Aretha Franklin, the undisputed "Queen of Soul" who sang with matchless style on such classics as "Think," ''I Say a Little Prayer," and her signature song, "Respect," and who stood as a cultural icon around the globe, has died at age 76 from advanced pancreatic cancer. Publicist Gwendolyn Quinn tells the AP that Franklin died Thursday at 9:50am at her home in Detroit. Franklin, who'd battled undisclosed health issues in recent years, had in 2017 announced her retirement from touring. A professional singer and accomplished pianist by her late teens, and a superstar by her mid-20s, Franklin had long ago settled any arguments over who was the greatest popular vocalist of her time. Her gifts were a multi-octave mezzo-soprano, gospel passion, and training worthy of a preacher's daughter.

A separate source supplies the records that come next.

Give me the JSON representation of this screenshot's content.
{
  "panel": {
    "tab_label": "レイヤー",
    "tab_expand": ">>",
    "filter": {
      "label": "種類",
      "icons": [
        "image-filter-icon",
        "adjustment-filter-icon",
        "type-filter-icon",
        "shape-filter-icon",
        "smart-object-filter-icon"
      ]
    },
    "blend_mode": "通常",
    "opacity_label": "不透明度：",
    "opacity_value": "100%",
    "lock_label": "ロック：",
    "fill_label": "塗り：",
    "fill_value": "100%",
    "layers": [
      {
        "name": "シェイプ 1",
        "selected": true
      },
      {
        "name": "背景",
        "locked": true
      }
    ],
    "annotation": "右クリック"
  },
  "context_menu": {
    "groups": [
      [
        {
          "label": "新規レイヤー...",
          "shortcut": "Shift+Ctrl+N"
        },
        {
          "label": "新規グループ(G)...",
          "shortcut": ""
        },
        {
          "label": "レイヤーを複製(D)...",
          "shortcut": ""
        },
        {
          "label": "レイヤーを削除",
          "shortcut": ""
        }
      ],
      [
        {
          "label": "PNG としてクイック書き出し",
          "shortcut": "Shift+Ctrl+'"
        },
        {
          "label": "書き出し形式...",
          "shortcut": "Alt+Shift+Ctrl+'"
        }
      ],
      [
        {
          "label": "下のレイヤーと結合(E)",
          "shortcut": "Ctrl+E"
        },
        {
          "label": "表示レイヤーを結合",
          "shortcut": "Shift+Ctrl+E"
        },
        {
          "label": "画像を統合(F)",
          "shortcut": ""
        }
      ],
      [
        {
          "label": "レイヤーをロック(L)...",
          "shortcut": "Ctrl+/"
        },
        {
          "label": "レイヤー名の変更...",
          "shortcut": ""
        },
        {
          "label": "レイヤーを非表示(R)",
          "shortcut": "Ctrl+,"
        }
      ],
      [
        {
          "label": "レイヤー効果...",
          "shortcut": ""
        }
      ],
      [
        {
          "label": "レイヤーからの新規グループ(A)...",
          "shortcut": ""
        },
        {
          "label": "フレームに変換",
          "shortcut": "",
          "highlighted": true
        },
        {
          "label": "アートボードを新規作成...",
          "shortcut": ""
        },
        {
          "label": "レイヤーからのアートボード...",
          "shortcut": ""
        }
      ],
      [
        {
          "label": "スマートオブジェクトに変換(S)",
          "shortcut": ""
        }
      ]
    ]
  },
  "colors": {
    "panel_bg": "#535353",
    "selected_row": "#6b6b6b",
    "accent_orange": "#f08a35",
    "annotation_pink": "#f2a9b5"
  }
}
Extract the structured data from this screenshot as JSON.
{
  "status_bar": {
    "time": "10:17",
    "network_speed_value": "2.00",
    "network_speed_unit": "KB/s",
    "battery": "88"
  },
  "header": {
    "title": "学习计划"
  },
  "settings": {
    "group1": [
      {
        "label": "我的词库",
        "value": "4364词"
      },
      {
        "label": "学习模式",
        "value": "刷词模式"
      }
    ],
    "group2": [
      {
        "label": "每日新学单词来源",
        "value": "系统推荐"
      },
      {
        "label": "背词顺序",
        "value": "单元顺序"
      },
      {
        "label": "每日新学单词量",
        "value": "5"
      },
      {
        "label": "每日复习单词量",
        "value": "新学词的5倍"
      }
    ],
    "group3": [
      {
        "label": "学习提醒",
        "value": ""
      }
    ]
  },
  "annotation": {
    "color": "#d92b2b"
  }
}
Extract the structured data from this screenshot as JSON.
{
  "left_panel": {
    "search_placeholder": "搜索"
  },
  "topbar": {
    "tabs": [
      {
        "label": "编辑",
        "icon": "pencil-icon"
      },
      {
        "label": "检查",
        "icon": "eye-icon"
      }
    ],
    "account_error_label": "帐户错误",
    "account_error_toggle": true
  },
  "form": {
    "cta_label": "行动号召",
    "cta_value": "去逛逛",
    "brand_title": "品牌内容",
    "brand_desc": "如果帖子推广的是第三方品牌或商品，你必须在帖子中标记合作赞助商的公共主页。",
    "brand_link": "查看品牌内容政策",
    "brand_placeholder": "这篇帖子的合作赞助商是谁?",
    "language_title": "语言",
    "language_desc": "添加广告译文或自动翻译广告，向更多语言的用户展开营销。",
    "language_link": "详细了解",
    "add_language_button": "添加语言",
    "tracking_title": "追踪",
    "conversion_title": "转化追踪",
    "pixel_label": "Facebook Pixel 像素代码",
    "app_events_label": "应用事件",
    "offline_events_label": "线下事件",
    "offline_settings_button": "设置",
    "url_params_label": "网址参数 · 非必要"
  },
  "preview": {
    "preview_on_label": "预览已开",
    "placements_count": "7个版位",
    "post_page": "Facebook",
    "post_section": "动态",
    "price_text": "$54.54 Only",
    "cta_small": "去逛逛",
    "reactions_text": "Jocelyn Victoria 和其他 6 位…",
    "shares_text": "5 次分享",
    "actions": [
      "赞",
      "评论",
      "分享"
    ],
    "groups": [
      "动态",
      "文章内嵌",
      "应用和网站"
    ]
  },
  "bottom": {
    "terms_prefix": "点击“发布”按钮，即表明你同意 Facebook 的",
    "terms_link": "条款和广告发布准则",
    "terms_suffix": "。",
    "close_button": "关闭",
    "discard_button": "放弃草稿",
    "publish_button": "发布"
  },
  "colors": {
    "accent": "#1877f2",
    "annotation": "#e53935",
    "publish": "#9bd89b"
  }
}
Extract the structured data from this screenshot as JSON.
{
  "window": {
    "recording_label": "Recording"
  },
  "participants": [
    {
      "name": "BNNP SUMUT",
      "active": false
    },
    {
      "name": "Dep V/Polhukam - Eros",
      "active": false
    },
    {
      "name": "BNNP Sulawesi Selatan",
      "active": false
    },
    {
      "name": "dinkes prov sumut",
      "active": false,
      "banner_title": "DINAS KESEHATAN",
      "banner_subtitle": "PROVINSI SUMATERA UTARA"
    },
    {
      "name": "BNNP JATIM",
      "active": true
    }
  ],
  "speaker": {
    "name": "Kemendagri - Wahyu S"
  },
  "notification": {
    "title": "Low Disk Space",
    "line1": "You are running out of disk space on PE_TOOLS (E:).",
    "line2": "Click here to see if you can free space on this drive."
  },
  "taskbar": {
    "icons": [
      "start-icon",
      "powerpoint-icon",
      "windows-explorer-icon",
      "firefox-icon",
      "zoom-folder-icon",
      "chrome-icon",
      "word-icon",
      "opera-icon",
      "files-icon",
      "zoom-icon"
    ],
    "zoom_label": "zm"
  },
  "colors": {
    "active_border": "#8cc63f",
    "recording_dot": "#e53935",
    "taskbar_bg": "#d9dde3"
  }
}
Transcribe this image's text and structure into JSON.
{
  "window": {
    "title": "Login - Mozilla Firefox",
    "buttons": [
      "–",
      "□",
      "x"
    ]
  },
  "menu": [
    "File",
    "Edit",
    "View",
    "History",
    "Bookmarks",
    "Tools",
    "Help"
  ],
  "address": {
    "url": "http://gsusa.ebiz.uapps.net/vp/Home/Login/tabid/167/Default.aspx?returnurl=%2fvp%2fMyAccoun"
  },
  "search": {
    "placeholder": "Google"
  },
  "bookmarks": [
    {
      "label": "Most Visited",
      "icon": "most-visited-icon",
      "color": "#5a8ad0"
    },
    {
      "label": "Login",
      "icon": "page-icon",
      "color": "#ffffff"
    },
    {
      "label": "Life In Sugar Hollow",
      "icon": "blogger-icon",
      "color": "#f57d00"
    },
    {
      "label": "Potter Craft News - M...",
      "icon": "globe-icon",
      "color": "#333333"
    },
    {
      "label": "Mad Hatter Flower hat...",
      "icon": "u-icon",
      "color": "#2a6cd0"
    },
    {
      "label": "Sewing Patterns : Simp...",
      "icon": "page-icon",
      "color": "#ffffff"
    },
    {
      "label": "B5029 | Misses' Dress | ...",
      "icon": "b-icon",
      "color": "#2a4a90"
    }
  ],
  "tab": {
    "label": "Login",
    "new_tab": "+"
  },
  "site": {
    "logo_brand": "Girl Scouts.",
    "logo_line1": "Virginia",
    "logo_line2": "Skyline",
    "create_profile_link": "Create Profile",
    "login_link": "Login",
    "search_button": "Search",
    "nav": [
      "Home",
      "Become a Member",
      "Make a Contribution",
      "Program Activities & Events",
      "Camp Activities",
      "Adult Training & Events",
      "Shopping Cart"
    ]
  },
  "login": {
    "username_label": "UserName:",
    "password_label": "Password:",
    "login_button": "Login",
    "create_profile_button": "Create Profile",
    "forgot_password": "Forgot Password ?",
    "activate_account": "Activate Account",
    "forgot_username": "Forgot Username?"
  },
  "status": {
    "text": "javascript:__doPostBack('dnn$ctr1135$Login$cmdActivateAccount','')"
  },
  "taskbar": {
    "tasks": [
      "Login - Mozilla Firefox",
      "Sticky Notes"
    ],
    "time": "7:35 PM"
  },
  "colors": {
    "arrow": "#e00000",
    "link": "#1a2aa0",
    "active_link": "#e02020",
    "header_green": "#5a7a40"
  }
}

She recorded hundreds of tracks and had dozens of hits over the span of a half-century, including 20 that reached No. 1 on the R&B charts. But her reputation was defined by an extraordinary run of top 10 smashes in the late 1960s, from the morning-after bliss of "(You Make Me Feel Like) A Natural Woman," to the wised-up "Chain of Fools," to her unstoppable call for "Respect." Her records sold millions of copies and the music industry couldn't honor her enough. Franklin won 18 Grammy Awards. In 1987, she became the first woman inducted into the Rock & Roll Hall of Fame. In a 2004 interview, Franklin was asked whether she sensed in the '60s that she was helping change popular music. "Somewhat, certainly with 'Respect,' that was a battle cry for freedom and many people of many ethnicities took pride in that word," she answered. "It was meaningful to all of us." (Read more Aretha Franklin stories.)